Praveen Halappanavar is in contact with Savita's family in India three to four times a day.
"We must continue to fight. I have promised her family," he said.
"They are still waiting for the truth. I just talked to her father and he is concerned as to why it is taking so long to start the investigation; it has almost been a month. They are very concerned," he said.
Mr Halappanavar yesterday met Health Minister James Reilly. During the 30-minute private meeting he expressed both his own concerns and those of Savita's family.
He thanked the minister for expressing his condolences.
"It is [important] for the family because there is no comment or officials who called us or met us to pass on their condolences," he said.
Mr Halappanavar says the support he has received from Ireland and around the world has helped him continue with his campaign.
"It has been overwhelming. We never thought we would have such support," he said.
Gerard O'Donnell, Mr Halappanavar's solicitor, said he hoped the minister would now establish a public inquiry into Savita's death.
Mr O'Donnell said no timeframe had been set down for the minister to reply to Mr Halappanavar's concerns.
"I think he wanted to digest what I had to say and we ourselves at the same time, notwithstanding what the minister is going to do, have to continue to forge on and decide whether or not it will become necessary to go further with this from a legal perspective in terms of bringing any application to the European Court of Human Rights," he said.
Dr Reilly declined to rule out a public inquiry into the matter.
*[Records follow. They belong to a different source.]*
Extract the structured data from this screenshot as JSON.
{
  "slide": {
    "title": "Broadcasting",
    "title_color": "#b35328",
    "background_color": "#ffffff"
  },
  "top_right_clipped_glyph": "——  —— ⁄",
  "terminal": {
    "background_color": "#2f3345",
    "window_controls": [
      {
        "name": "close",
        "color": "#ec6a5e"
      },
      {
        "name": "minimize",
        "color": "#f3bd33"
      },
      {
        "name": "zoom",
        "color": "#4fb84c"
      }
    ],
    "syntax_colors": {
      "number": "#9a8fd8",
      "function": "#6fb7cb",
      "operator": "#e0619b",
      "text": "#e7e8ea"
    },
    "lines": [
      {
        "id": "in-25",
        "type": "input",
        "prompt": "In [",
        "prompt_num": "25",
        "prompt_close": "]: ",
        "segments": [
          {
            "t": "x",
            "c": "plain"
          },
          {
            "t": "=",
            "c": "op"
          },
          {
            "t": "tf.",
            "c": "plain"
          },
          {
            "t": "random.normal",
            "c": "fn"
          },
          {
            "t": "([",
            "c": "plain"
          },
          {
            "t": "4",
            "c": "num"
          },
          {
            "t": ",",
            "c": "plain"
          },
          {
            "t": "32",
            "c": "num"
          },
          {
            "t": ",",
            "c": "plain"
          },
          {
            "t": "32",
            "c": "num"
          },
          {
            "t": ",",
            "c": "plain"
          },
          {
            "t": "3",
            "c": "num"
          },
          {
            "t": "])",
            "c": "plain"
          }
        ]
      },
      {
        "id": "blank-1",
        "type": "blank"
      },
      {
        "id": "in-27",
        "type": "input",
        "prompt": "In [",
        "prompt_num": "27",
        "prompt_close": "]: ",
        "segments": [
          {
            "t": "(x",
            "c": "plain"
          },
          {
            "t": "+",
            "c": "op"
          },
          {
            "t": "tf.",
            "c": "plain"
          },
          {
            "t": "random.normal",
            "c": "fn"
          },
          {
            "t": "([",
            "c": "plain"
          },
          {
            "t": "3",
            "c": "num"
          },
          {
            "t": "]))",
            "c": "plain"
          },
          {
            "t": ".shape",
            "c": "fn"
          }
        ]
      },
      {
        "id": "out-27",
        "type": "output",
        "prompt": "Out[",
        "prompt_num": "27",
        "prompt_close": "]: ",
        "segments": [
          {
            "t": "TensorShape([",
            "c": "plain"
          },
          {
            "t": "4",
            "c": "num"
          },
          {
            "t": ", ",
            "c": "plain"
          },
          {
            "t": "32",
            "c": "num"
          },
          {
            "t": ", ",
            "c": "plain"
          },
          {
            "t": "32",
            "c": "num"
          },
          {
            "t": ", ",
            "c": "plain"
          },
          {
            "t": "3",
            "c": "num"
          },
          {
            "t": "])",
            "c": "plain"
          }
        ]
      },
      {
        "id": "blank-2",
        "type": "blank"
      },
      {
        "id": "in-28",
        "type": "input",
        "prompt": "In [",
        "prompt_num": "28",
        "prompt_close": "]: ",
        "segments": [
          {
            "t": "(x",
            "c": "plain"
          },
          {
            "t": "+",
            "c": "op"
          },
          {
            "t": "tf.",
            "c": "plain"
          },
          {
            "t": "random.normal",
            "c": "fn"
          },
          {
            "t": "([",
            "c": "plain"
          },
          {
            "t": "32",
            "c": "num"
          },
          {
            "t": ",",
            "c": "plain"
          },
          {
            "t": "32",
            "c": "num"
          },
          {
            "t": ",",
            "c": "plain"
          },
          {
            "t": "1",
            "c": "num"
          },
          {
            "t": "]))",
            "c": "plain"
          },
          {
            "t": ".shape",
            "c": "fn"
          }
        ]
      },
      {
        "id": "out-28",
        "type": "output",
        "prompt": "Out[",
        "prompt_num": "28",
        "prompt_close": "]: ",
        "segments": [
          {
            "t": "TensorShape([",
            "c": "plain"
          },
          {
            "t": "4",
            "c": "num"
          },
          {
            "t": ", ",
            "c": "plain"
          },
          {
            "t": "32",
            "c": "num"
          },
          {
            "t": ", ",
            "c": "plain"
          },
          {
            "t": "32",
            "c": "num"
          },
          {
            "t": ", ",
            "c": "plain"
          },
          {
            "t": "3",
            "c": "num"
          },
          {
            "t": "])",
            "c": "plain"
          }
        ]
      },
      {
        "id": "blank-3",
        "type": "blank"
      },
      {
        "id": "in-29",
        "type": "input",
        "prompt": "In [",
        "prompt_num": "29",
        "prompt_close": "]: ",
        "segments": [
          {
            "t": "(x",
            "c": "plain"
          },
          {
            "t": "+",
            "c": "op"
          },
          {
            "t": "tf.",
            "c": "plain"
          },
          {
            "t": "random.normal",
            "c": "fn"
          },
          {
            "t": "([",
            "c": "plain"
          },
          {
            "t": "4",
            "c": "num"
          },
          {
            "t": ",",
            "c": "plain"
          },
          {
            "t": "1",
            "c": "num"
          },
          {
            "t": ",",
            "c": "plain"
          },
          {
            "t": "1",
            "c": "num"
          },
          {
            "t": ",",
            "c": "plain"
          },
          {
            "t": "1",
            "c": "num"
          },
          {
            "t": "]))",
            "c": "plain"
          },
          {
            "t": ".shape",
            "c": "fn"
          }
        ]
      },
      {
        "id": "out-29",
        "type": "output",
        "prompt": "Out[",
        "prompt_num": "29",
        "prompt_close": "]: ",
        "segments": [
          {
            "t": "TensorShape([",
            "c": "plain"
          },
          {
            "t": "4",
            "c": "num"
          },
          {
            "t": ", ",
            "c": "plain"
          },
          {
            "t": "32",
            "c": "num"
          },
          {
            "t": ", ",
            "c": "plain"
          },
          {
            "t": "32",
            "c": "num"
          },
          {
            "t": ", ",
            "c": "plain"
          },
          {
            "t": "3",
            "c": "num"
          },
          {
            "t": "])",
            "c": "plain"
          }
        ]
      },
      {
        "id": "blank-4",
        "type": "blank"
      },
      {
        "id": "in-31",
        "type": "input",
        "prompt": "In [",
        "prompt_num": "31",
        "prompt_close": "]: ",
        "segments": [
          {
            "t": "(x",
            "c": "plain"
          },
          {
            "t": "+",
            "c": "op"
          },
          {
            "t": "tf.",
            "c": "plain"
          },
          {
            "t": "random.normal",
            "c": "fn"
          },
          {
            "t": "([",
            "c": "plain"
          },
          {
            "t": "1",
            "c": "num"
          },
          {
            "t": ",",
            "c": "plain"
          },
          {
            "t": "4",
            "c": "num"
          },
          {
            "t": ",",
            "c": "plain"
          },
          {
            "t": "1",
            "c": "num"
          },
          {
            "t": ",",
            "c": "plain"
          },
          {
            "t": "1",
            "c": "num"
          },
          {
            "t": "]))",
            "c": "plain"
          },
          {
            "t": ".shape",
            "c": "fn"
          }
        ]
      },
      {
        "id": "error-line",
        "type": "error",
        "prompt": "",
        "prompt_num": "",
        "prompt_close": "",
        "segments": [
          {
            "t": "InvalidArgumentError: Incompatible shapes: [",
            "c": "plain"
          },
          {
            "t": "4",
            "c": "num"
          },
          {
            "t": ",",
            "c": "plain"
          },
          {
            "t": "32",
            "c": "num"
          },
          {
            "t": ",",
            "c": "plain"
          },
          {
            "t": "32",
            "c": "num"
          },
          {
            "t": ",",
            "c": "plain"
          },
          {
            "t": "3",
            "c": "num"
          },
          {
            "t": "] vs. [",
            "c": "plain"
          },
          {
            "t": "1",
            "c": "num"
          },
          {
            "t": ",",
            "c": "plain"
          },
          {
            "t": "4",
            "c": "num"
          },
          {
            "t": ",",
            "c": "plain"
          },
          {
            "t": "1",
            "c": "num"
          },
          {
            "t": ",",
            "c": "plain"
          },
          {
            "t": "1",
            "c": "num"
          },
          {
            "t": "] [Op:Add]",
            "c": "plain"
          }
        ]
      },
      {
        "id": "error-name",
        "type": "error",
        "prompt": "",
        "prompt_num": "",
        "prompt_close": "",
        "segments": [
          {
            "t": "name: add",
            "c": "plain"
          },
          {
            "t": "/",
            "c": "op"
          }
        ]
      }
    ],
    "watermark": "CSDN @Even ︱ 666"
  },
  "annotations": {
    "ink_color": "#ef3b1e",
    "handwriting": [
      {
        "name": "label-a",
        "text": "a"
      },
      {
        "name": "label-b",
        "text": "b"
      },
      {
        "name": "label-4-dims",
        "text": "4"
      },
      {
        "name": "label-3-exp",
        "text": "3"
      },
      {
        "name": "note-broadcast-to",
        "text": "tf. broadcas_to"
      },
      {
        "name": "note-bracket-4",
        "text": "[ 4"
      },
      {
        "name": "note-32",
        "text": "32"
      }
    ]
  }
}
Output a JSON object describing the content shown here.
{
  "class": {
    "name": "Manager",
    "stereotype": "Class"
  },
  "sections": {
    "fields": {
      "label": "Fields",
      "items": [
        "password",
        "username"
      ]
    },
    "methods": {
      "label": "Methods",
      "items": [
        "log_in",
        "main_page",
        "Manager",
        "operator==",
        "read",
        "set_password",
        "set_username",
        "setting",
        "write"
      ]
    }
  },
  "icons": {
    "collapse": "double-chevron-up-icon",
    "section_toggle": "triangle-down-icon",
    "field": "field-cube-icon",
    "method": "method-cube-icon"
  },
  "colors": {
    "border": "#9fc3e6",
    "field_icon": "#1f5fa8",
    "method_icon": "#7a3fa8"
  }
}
"The first thing we have to do is get this investigation completed and that will happen over the next number of week. At that point in time, further actions may be necessary."